Classic Bells > Soapy stuff > Ascorbic acid

Ascorbic acid (Vitamin C) in soap

What does it do in soap? Ascorbic acid and sodium hydroxide (NaOH) make sodium ascorbate in soap. Ascorbic acid and sodium ascorbate are both considered to be Vitamin C, an important dietary additive.

I do not know of any specific benefits that sodium ascorbate adds to soap, but if it behaves like other salts, it may increase the soap hardness when used in moderation. I do not know that this has been confirmed, however.

How much should I use? This acid is not often used directly in soap. Try 10 g ascorbic acid for every 1000 g oils (1% ppo).

How much lye does it neutralize? 10 g ascorbic acid neutralizes 2.02 g NaOH. 10 g ascorbic acid neutralizes 2.83 g KOH. When using ascorbic acid in your recipe, add the appropriate extra weight of lye needed to react with the acid. If you do not add extra lye, the acid will increase the superfat in your soap.

NaOH for ascorbic acid, grams = Ascorbic acid, grams X 2.02 / 10

Total NaOH, grams = NaOH for ascorbic acid, grams + NaOH for saponification, grams

Replace the 2.02 in the first equation with 2.83 to find KOH for ascorbic acid

Making a dual-lye recipe? For recipes that use both NaOH and KOH as well as ascorbic acid, please see my tips here....

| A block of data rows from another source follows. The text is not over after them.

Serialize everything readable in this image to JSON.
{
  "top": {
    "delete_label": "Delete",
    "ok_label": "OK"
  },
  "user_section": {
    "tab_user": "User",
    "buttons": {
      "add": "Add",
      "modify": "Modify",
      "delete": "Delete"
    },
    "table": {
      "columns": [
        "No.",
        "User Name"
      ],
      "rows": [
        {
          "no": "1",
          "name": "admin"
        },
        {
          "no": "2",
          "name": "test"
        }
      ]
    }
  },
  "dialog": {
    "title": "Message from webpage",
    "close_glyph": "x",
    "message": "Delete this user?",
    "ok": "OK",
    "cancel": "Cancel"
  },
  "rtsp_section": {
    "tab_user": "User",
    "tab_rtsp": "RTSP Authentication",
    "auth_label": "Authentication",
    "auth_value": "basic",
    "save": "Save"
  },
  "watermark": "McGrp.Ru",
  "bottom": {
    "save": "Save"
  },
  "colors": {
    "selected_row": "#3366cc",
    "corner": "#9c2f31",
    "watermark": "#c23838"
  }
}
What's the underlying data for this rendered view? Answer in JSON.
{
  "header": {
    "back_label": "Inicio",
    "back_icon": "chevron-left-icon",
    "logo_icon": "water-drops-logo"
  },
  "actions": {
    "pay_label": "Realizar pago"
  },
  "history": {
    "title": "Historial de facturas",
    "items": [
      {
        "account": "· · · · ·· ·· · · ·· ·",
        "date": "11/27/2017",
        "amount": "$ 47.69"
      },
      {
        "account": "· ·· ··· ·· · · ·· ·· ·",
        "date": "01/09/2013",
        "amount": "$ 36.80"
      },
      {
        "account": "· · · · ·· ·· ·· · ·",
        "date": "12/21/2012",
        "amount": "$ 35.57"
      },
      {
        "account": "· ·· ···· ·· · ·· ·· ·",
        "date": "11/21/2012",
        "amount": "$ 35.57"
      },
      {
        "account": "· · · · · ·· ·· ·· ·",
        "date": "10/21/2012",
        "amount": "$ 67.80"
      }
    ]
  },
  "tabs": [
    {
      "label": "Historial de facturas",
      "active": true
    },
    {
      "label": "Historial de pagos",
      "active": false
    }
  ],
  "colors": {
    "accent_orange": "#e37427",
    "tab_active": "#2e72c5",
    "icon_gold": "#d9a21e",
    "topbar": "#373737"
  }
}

How should I add it to my soap? Dissolve the ascorbic acid in about 2 times its weight of water. Stick blend that mixture into your oils.